## Instructions to follow
Because the copy must hold no pictures, return the data below with all of its words intact.

## Given records

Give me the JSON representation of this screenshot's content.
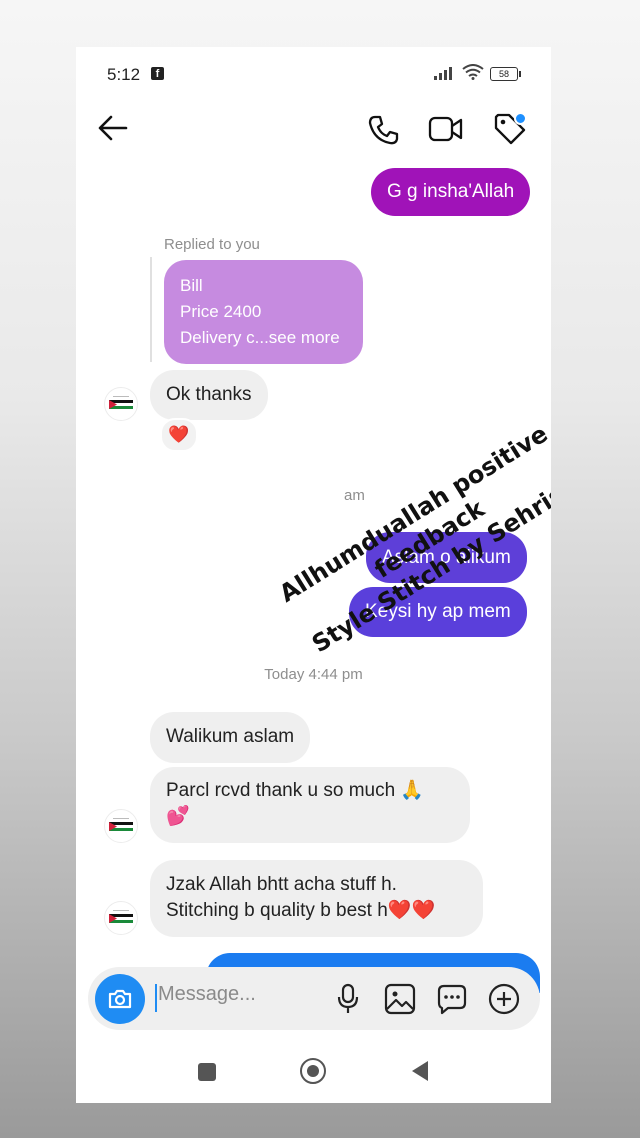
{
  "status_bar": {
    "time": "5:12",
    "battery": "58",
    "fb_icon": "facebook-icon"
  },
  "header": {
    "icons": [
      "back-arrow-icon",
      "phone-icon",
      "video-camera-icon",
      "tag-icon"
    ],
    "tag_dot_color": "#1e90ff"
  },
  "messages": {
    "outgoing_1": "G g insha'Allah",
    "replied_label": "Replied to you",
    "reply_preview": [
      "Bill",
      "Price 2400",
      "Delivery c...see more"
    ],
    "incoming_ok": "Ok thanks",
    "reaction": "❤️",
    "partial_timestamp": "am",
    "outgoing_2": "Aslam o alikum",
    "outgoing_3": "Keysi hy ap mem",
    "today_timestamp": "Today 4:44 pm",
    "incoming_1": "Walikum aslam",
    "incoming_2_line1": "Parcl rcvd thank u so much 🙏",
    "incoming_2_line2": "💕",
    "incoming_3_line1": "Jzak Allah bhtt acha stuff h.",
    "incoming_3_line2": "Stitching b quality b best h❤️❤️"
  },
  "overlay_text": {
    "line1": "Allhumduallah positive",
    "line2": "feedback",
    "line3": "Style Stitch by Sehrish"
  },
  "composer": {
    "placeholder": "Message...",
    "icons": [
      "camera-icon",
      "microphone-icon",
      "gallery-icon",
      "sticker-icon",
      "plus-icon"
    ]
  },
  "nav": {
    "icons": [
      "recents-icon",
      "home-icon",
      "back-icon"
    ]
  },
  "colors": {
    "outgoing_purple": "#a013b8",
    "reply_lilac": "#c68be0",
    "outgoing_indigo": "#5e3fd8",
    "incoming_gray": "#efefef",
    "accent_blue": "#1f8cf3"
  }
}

## Solution to this problem
Give me the JSON representation of this screenshot's content.
{
  "status_bar": {
    "time": "5:12",
    "battery": "58",
    "fb_icon": "facebook-icon"
  },
  "header": {
    "icons": [
      "back-arrow-icon",
      "phone-icon",
      "video-camera-icon",
      "tag-icon"
    ],
    "tag_dot_color": "#1e90ff"
  },
  "messages": {
    "outgoing_1": "G g insha'Allah",
    "replied_label": "Replied to you",
    "reply_preview": [
      "Bill",
      "Price 2400",
      "Delivery c...see more"
    ],
    "incoming_ok": "Ok thanks",
    "reaction": "❤️",
    "partial_timestamp": "am",
    "outgoing_2": "Aslam o alikum",
    "outgoing_3": "Keysi hy ap mem",
    "today_timestamp": "Today 4:44 pm",
    "incoming_1": "Walikum aslam",
    "incoming_2_line1": "Parcl rcvd thank u so much 🙏",
    "incoming_2_line2": "💕",
    "incoming_3_line1": "Jzak Allah bhtt acha stuff h.",
    "incoming_3_line2": "Stitching b quality b best h❤️❤️"
  },
  "overlay_text": {
    "line1": "Allhumduallah positive",
    "line2": "feedback",
    "line3": "Style Stitch by Sehrish"
  },
  "composer": {
    "placeholder": "Message...",
    "icons": [
      "camera-icon",
      "microphone-icon",
      "gallery-icon",
      "sticker-icon",
      "plus-icon"
    ]
  },
  "nav": {
    "icons": [
      "recents-icon",
      "home-icon",
      "back-icon"
    ]
  },
  "colors": {
    "outgoing_purple": "#a013b8",
    "reply_lilac": "#c68be0",
    "outgoing_indigo": "#5e3fd8",
    "incoming_gray": "#efefef",
    "accent_blue": "#1f8cf3"
  }
}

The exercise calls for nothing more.